Check every line below for the string "header". Copy the ones that have it.

**Available data**
::::::::::

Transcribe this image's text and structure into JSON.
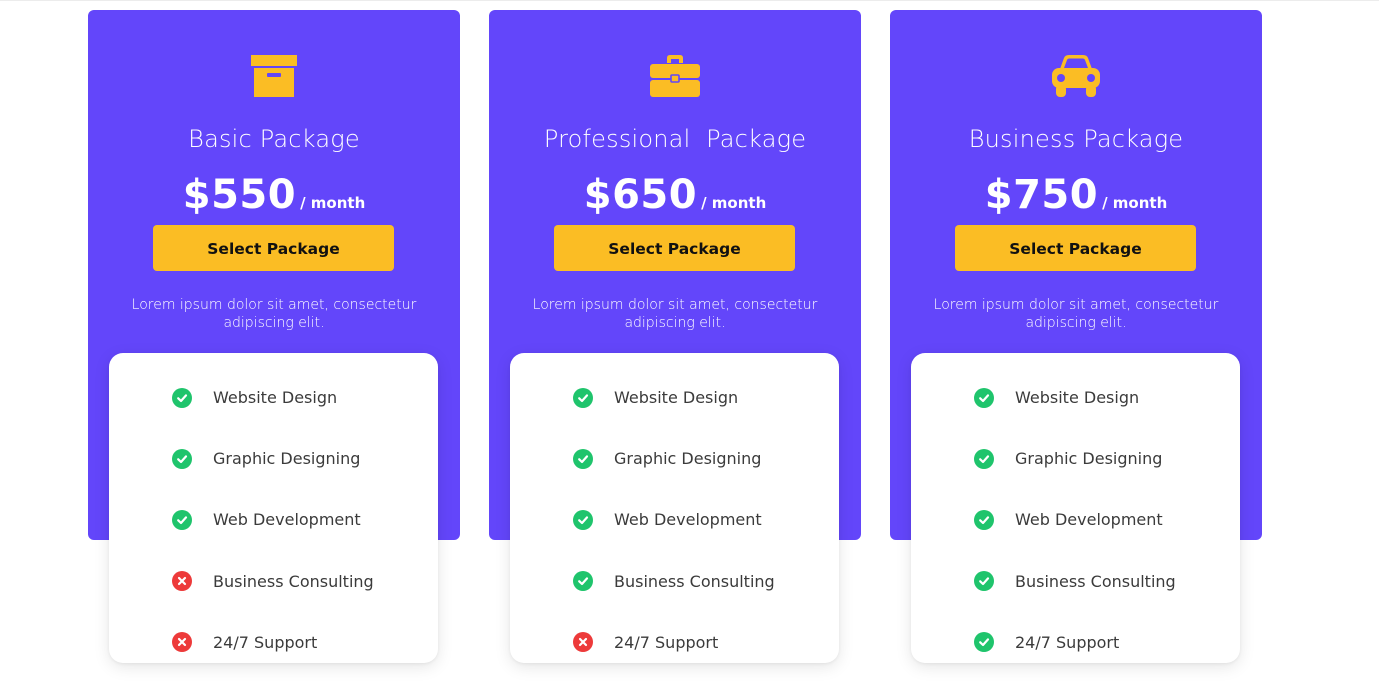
{
  "colors": {
    "card_background": "#6346fa",
    "button_background": "#fbbd24",
    "icon_color": "#fbbd24",
    "included": "#1fc46c",
    "excluded": "#ed3a3a"
  },
  "plans": [
    {
      "icon": "archive-box-icon",
      "title": "Basic Package",
      "price": "$550",
      "period": "/ month",
      "button_label": "Select Package",
      "description": "Lorem ipsum dolor sit amet, consectetur adipiscing elit.",
      "features": [
        {
          "label": "Website Design",
          "included": true,
          "icon": "check-icon"
        },
        {
          "label": "Graphic Designing",
          "included": true,
          "icon": "check-icon"
        },
        {
          "label": "Web Development",
          "included": true,
          "icon": "check-icon"
        },
        {
          "label": "Business Consulting",
          "included": false,
          "icon": "cross-icon"
        },
        {
          "label": "24/7 Support",
          "included": false,
          "icon": "cross-icon"
        }
      ]
    },
    {
      "icon": "briefcase-icon",
      "title": "Professional  Package",
      "price": "$650",
      "period": "/ month",
      "button_label": "Select Package",
      "description": "Lorem ipsum dolor sit amet, consectetur adipiscing elit.",
      "features": [
        {
          "label": "Website Design",
          "included": true,
          "icon": "check-icon"
        },
        {
          "label": "Graphic Designing",
          "included": true,
          "icon": "check-icon"
        },
        {
          "label": "Web Development",
          "included": true,
          "icon": "check-icon"
        },
        {
          "label": "Business Consulting",
          "included": true,
          "icon": "check-icon"
        },
        {
          "label": "24/7 Support",
          "included": false,
          "icon": "cross-icon"
        }
      ]
    },
    {
      "icon": "car-icon",
      "title": "Business Package",
      "price": "$750",
      "period": "/ month",
      "button_label": "Select Package",
      "description": "Lorem ipsum dolor sit amet, consectetur adipiscing elit.",
      "features": [
        {
          "label": "Website Design",
          "included": true,
          "icon": "check-icon"
        },
        {
          "label": "Graphic Designing",
          "included": true,
          "icon": "check-icon"
        },
        {
          "label": "Web Development",
          "included": true,
          "icon": "check-icon"
        },
        {
          "label": "Business Consulting",
          "included": true,
          "icon": "check-icon"
        },
        {
          "label": "24/7 Support",
          "included": true,
          "icon": "check-icon"
        }
      ]
    }
  ]
}
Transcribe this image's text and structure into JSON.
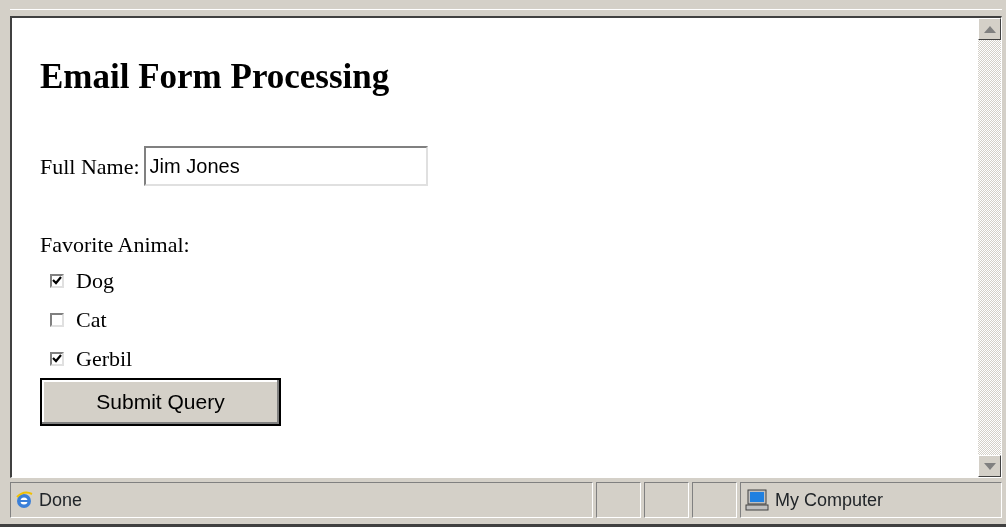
{
  "heading": "Email Form Processing",
  "name_field": {
    "label": "Full Name:",
    "value": "Jim Jones"
  },
  "animals": {
    "label": "Favorite Animal:",
    "options": [
      {
        "label": "Dog",
        "checked": true
      },
      {
        "label": "Cat",
        "checked": false
      },
      {
        "label": "Gerbil",
        "checked": true
      }
    ]
  },
  "submit_button": "Submit Query",
  "status_bar": {
    "status": "Done",
    "zone": "My Computer"
  }
}
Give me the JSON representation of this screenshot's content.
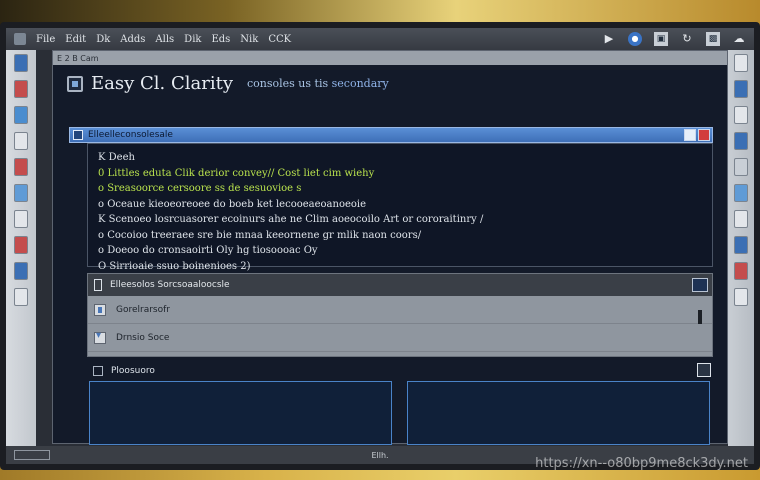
{
  "taskbar": {
    "menu": [
      "File",
      "Edit",
      "Dk",
      "Adds",
      "Alls",
      "Dik",
      "Eds",
      "Nik",
      "CCK"
    ],
    "tray": [
      "play",
      "globe",
      "window",
      "refresh",
      "display",
      "cloud"
    ]
  },
  "window": {
    "chrome_text": "E 2 B Cam",
    "title": "Easy Cl. Clarity",
    "subtitle_pre": "consoles us tis",
    "subtitle_link": "secondary"
  },
  "cmd_bar": {
    "label": "Elleelleconsolesale"
  },
  "console": {
    "lines": [
      {
        "text": "K Deeh",
        "style": "plain"
      },
      {
        "text": "0  Littles eduta Clik derior convey//  Cost liet cim wiehy",
        "style": "green"
      },
      {
        "text": "o  Sreasoorce cersoore ss de sesuovioe s",
        "style": "green"
      },
      {
        "text": "o  Oceaue kieoeoreoee do boeb ket lecooeaeoanoeoie",
        "style": "plain"
      },
      {
        "text": "K  Scenoeo losrcuasorer ecoinurs ahe ne Clim aoeocoilo Art or cororaitinry /",
        "style": "plain"
      },
      {
        "text": "o  Cocoioo treeraee sre bie mnaa keeornene gr mlik naon coors/",
        "style": "plain"
      },
      {
        "text": "o  Doeoo do cronsaoirti Oly hg tiosoooac Oy",
        "style": "plain"
      },
      {
        "text": "O  Sirrioaie ssuo boinenioes 2)",
        "style": "plain"
      }
    ]
  },
  "list": {
    "header": "Elleesolos Sorcsoaaloocsle",
    "rows": [
      {
        "label": "Gorelrarsofr",
        "icon": "document-icon"
      },
      {
        "label": "Drnsio Soce",
        "icon": "download-icon"
      }
    ]
  },
  "bottom": {
    "header": "Ploosuoro"
  },
  "status": {
    "text": "Ellh."
  },
  "watermark": "https://xn--o80bp9me8ck3dy.net"
}
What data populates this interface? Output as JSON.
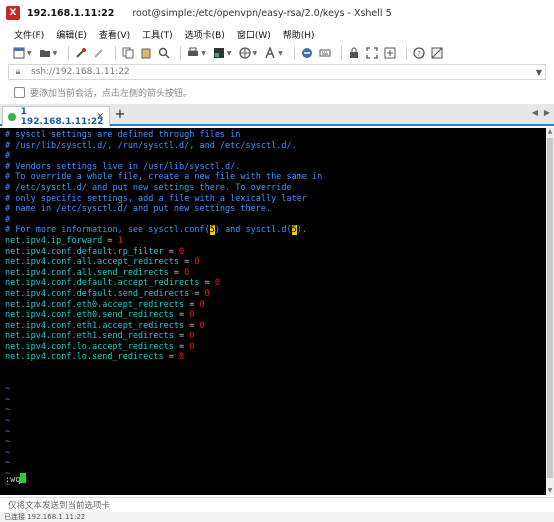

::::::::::

**Solved problem**
    "header": "Elleesolos Sorcsoaaloocsle",
    "header": "Ploosuoro"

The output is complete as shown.